Task statement:
Return each of the entries below word for word.

Records to process:
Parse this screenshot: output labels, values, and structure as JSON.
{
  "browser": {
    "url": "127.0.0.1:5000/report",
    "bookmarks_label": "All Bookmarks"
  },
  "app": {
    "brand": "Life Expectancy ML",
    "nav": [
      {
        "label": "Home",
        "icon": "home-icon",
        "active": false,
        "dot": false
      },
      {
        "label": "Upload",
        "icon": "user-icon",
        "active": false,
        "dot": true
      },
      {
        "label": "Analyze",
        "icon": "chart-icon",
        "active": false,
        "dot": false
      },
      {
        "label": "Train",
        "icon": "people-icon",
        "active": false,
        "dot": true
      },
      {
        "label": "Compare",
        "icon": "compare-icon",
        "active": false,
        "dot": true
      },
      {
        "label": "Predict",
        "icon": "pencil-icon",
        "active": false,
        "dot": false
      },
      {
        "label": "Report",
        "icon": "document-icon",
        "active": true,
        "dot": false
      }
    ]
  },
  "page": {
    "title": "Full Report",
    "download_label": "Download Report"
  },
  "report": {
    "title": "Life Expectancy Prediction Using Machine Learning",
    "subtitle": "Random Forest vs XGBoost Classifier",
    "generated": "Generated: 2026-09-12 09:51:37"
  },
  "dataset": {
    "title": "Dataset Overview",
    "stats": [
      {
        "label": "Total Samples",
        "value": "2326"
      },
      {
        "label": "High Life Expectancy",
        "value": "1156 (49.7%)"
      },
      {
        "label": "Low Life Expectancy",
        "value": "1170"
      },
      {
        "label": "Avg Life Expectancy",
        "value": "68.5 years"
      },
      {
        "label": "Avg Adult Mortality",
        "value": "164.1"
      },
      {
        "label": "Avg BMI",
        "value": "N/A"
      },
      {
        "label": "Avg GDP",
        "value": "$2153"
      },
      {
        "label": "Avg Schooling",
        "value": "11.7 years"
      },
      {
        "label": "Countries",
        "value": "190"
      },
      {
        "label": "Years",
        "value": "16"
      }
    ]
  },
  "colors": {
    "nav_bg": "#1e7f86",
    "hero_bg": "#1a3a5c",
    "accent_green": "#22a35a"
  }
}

Problem solution:
Parse this screenshot: output labels, values, and structure as JSON.
{
  "browser": {
    "url": "127.0.0.1:5000/report",
    "bookmarks_label": "All Bookmarks"
  },
  "app": {
    "brand": "Life Expectancy ML",
    "nav": [
      {
        "label": "Home",
        "icon": "home-icon",
        "active": false,
        "dot": false
      },
      {
        "label": "Upload",
        "icon": "user-icon",
        "active": false,
        "dot": true
      },
      {
        "label": "Analyze",
        "icon": "chart-icon",
        "active": false,
        "dot": false
      },
      {
        "label": "Train",
        "icon": "people-icon",
        "active": false,
        "dot": true
      },
      {
        "label": "Compare",
        "icon": "compare-icon",
        "active": false,
        "dot": true
      },
      {
        "label": "Predict",
        "icon": "pencil-icon",
        "active": false,
        "dot": false
      },
      {
        "label": "Report",
        "icon": "document-icon",
        "active": true,
        "dot": false
      }
    ]
  },
  "page": {
    "title": "Full Report",
    "download_label": "Download Report"
  },
  "report": {
    "title": "Life Expectancy Prediction Using Machine Learning",
    "subtitle": "Random Forest vs XGBoost Classifier",
    "generated": "Generated: 2026-09-12 09:51:37"
  },
  "dataset": {
    "title": "Dataset Overview",
    "stats": [
      {
        "label": "Total Samples",
        "value": "2326"
      },
      {
        "label": "High Life Expectancy",
        "value": "1156 (49.7%)"
      },
      {
        "label": "Low Life Expectancy",
        "value": "1170"
      },
      {
        "label": "Avg Life Expectancy",
        "value": "68.5 years"
      },
      {
        "label": "Avg Adult Mortality",
        "value": "164.1"
      },
      {
        "label": "Avg BMI",
        "value": "N/A"
      },
      {
        "label": "Avg GDP",
        "value": "$2153"
      },
      {
        "label": "Avg Schooling",
        "value": "11.7 years"
      },
      {
        "label": "Countries",
        "value": "190"
      },
      {
        "label": "Years",
        "value": "16"
      }
    ]
  },
  "colors": {
    "nav_bg": "#1e7f86",
    "hero_bg": "#1a3a5c",
    "accent_green": "#22a35a"
  }
}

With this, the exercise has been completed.